Since Thoreau decamped to Walden Pond, our desire to live a solitary life has only intensified. In Cabins, published by Taschen last month, author Philip Jodidio fuels our lust with 61 case studies of back-to-basics living. There is a futuristic tiny home from Renzo Piano, designed for off-the-grid living in the event of a disaster. There are fishermen’s huts on the water in Portugal. An eco-pod that can be theoretically dropped in any location, by Barcelona architect firm In-Tenta. Shelters for writers, bird-watchers, wilderness survivalists; lightweight armchair poet-philosophers (glampers, we are talking to you).
Whether you’re building a cabin in the woods or just dreaming of one, the book offers plenty of inspiration. Get ideas for small footprints, reclaimed materials, and ways to unplug. Like a travel brochure, each chapter opens with a pastel, stylized illustration by Parisian graphic designer Marie-Laure Crushi. Jodidio then takes the reader on a tour, with architect in tow, to discuss views, vignettes, and design principles.
Photography via Cabins.
Above: One of our favorites is an off-the-grid home in Vancouver Island from Scott & Scott Architects, intended for uninterrupted snowboarding. The structure is built on stilts to avoid machine excavation, after heavy snowfalls.
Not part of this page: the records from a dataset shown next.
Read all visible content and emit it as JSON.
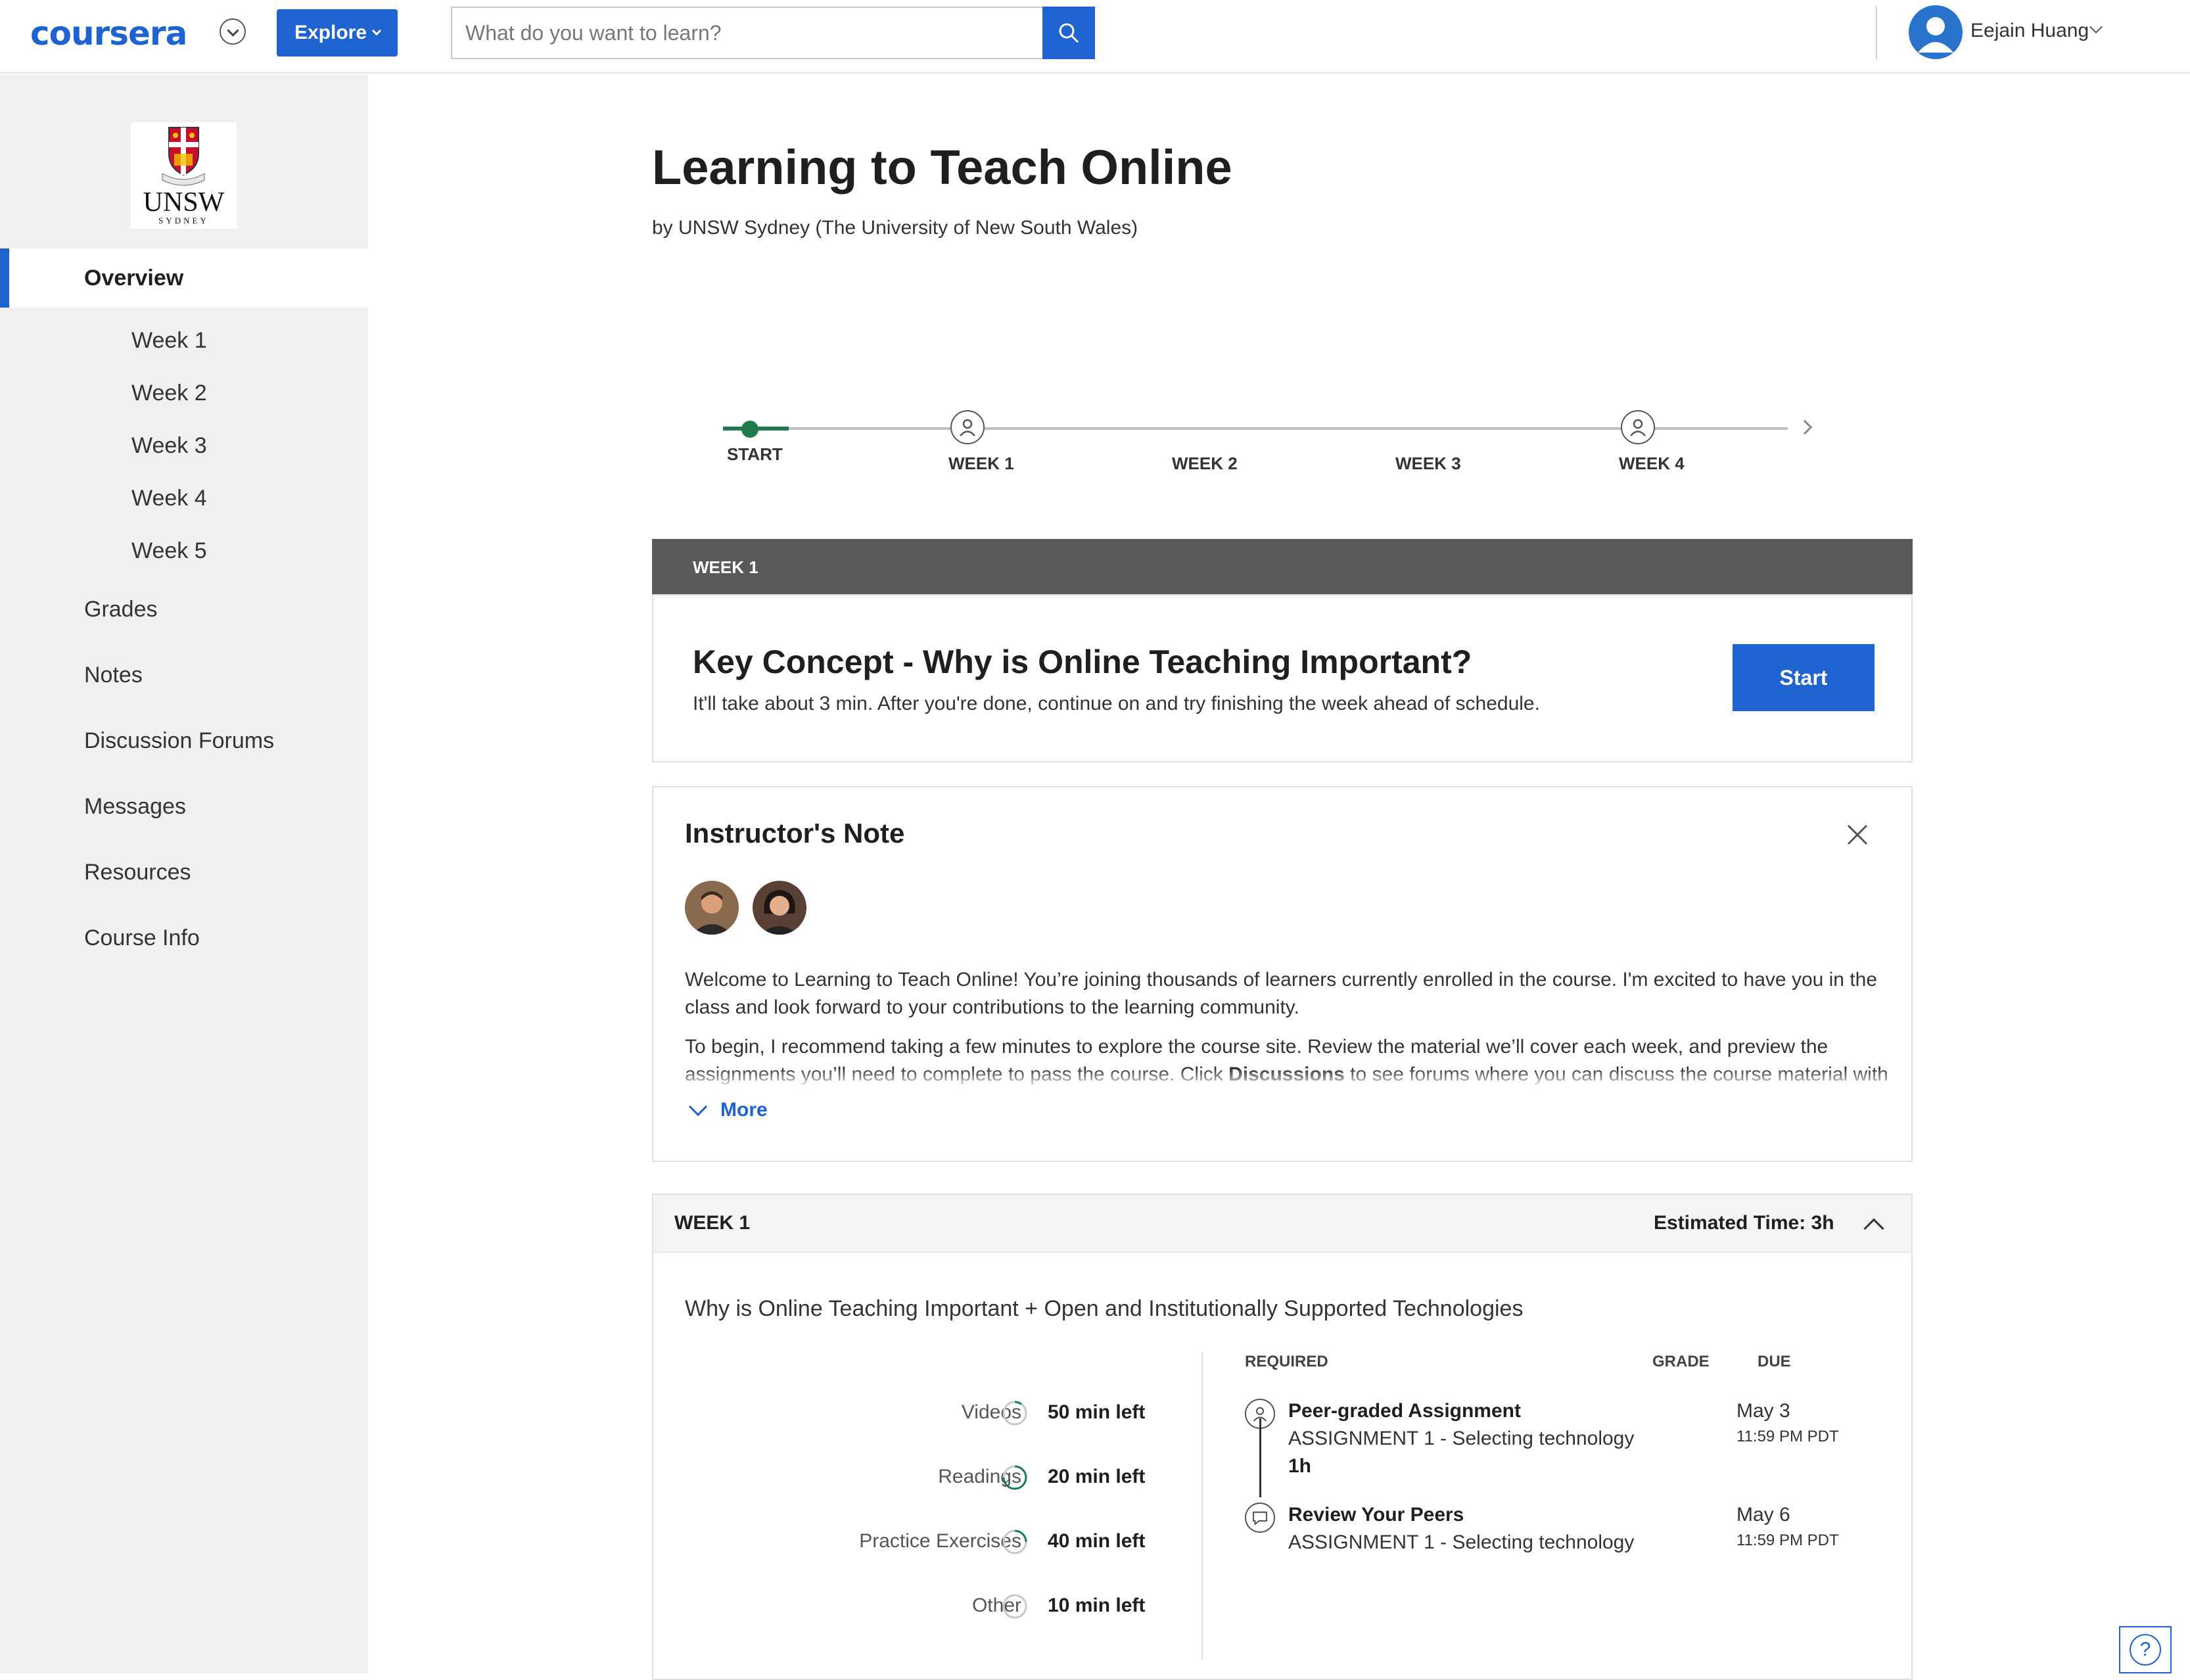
{
  "nav": {
    "logo_text": "coursera",
    "explore_label": "Explore",
    "search_placeholder": "What do you want to learn?",
    "user_name": "Eejain Huang",
    "accent_color": "#1f63d0"
  },
  "sidebar": {
    "university_logo_text": "UNSW",
    "university_logo_subtext": "SYDNEY",
    "items": [
      {
        "label": "Overview",
        "active": true
      },
      {
        "label": "Week 1"
      },
      {
        "label": "Week 2"
      },
      {
        "label": "Week 3"
      },
      {
        "label": "Week 4"
      },
      {
        "label": "Week 5"
      },
      {
        "label": "Grades"
      },
      {
        "label": "Notes"
      },
      {
        "label": "Discussion Forums"
      },
      {
        "label": "Messages"
      },
      {
        "label": "Resources"
      },
      {
        "label": "Course Info"
      }
    ]
  },
  "course": {
    "title": "Learning to Teach Online",
    "subtitle": "by UNSW Sydney (The University of New South Wales)"
  },
  "timeline": {
    "labels": [
      "START",
      "WEEK 1",
      "WEEK 2",
      "WEEK 3",
      "WEEK 4"
    ],
    "progress_color": "#1e7b4e"
  },
  "next_item": {
    "week_label": "WEEK 1",
    "title": "Key Concept - Why is Online Teaching Important?",
    "description": "It'll take about 3 min. After you're done, continue on and try finishing the week ahead of schedule.",
    "button_label": "Start"
  },
  "instructor_note": {
    "title": "Instructor's Note",
    "paragraph_1": "Welcome to Learning to Teach Online! You’re joining thousands of learners currently enrolled in the course. I'm excited to have you in the class and look forward to your contributions to the learning community.",
    "paragraph_2_start": "To begin, I recommend taking a few minutes to explore the course site. Review the material we’ll cover each week, and preview the assignments you’ll need to complete to pass the course. Click ",
    "paragraph_2_bold": "Discussions",
    "paragraph_2_end": " to see forums where you can discuss the course material with",
    "more_label": "More"
  },
  "week_section": {
    "label": "WEEK 1",
    "estimated_time": "Estimated Time: 3h",
    "topic": "Why is Online Teaching Important + Open and Institutionally Supported Technologies",
    "stats": [
      {
        "label": "Videos",
        "value": "50 min left"
      },
      {
        "label": "Readings",
        "value": "20 min left"
      },
      {
        "label": "Practice Exercises",
        "value": "40 min left"
      },
      {
        "label": "Other",
        "value": "10 min left"
      }
    ],
    "columns": {
      "required": "REQUIRED",
      "grade": "GRADE",
      "due": "DUE"
    },
    "assignments": [
      {
        "title": "Peer-graded Assignment",
        "subtitle": "ASSIGNMENT 1 - Selecting technology",
        "duration": "1h",
        "due_date": "May 3",
        "due_time": "11:59 PM PDT"
      },
      {
        "title": "Review Your Peers",
        "subtitle": "ASSIGNMENT 1 - Selecting technology",
        "due_date": "May 6",
        "due_time": "11:59 PM PDT"
      }
    ]
  },
  "help": {
    "label": "?"
  }
}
There is no running water or electricity (a wood stove provides heat). In the remote town of Port Hardy, the northern end of Vancouver Island, snow covers the gravel road five months of the year. Provisions arrive on site on toboggans. And if you’re wondering, there is no WiFi.
Above: Gray cedar cladding on the exterior merges harmoniously with the surrounding woods.
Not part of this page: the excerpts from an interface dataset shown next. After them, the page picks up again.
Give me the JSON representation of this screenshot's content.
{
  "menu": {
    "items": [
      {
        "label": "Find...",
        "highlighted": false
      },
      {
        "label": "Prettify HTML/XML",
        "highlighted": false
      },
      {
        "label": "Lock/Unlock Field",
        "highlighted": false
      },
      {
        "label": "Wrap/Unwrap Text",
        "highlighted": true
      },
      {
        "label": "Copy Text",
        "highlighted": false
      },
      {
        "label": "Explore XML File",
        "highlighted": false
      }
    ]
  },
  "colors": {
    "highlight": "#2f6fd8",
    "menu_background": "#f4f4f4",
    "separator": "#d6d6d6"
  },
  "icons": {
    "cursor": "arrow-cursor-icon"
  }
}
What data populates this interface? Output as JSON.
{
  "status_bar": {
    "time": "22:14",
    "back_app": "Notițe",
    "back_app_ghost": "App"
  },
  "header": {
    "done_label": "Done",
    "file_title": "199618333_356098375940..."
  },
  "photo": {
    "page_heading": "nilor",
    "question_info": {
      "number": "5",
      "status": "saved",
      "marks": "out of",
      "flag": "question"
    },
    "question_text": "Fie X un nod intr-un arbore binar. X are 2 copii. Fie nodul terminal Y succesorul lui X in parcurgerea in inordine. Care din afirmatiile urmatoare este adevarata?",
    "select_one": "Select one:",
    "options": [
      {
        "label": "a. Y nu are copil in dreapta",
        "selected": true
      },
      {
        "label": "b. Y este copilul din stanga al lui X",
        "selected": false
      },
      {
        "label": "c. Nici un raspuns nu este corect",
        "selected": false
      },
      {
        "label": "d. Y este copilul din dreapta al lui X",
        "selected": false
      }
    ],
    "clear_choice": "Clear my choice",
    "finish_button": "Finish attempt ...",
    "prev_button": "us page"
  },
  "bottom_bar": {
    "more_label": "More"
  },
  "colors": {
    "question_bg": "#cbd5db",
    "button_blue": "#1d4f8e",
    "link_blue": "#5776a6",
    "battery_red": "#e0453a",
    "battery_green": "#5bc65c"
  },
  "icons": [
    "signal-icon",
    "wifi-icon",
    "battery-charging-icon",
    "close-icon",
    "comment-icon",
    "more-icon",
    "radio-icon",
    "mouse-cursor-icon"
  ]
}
Above: The 100-square-meter interior has two levels, including a sauna on the ground floor, and two bedrooms and den upstairs. Walls are planed down, and in contrast to the rough-hewn Douglas fir trunks, taken from nearby. Furnishings are spartan, to make room for the view, visible through expansive windows.
For more of our favorite cabins, see: